What is required =>
Go through the entries below and return every line that contains "application".
[Start of Attachment]
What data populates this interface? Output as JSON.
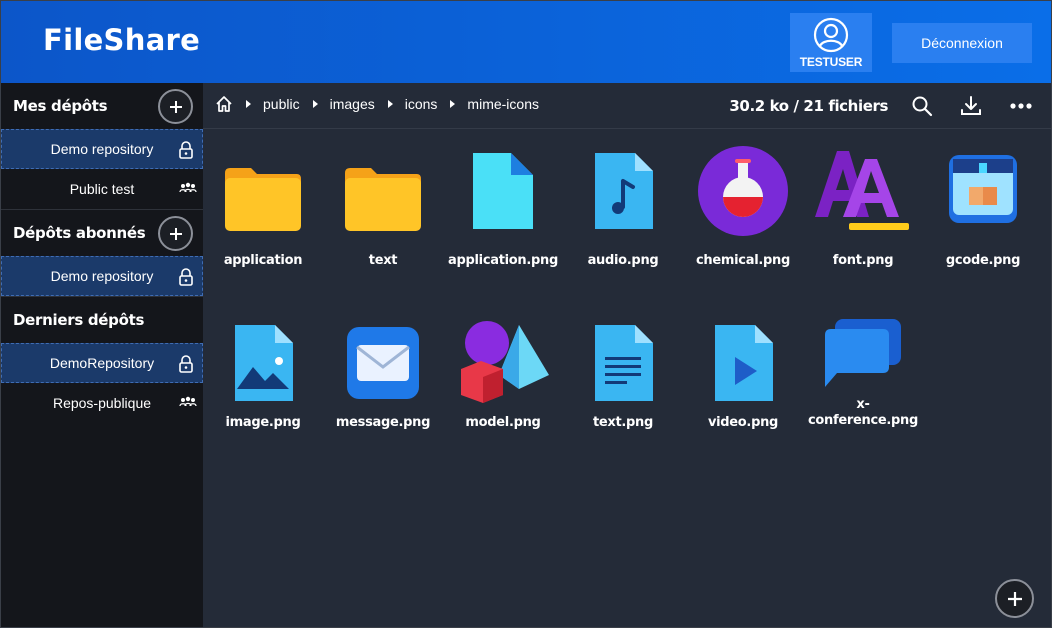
{
  "header": {
    "brand": "FileShare",
    "user": "TESTUSER",
    "logout_label": "Déconnexion"
  },
  "sidebar": {
    "sections": [
      {
        "title": "Mes dépôts",
        "has_add": true,
        "repos": [
          {
            "name": "Demo repository",
            "selected": true,
            "icon": "lock-icon"
          },
          {
            "name": "Public test",
            "selected": false,
            "icon": "people-icon"
          }
        ]
      },
      {
        "title": "Dépôts abonnés",
        "has_add": true,
        "repos": [
          {
            "name": "Demo repository",
            "selected": true,
            "icon": "lock-icon"
          }
        ]
      },
      {
        "title": "Derniers dépôts",
        "has_add": false,
        "repos": [
          {
            "name": "DemoRepository",
            "selected": true,
            "icon": "lock-icon"
          },
          {
            "name": "Repos-publique",
            "selected": false,
            "icon": "people-icon"
          }
        ]
      }
    ]
  },
  "toolbar": {
    "breadcrumb": [
      "public",
      "images",
      "icons",
      "mime-icons"
    ],
    "stats": "30.2 ko / 21 fichiers"
  },
  "files": [
    {
      "name": "application",
      "icon": "folder-icon"
    },
    {
      "name": "text",
      "icon": "folder-icon"
    },
    {
      "name": "application.png",
      "icon": "generic-file-icon"
    },
    {
      "name": "audio.png",
      "icon": "audio-file-icon"
    },
    {
      "name": "chemical.png",
      "icon": "flask-icon"
    },
    {
      "name": "font.png",
      "icon": "font-icon"
    },
    {
      "name": "gcode.png",
      "icon": "3d-printer-icon"
    },
    {
      "name": "image.png",
      "icon": "image-file-icon"
    },
    {
      "name": "message.png",
      "icon": "envelope-icon"
    },
    {
      "name": "model.png",
      "icon": "3d-shapes-icon"
    },
    {
      "name": "text.png",
      "icon": "text-file-icon"
    },
    {
      "name": "video.png",
      "icon": "video-file-icon"
    },
    {
      "name": "x-conference.png",
      "icon": "chat-bubbles-icon"
    }
  ],
  "colors": {
    "header_from": "#0c56c9",
    "header_to": "#0a6ee8",
    "button": "#2a7ff0",
    "sidebar": "#14161b",
    "main": "#242b38",
    "selected": "#1b3a6a",
    "folder": "#ffc527"
  }
}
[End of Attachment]
Your solution =>
      "name": "application",
      "name": "application.png",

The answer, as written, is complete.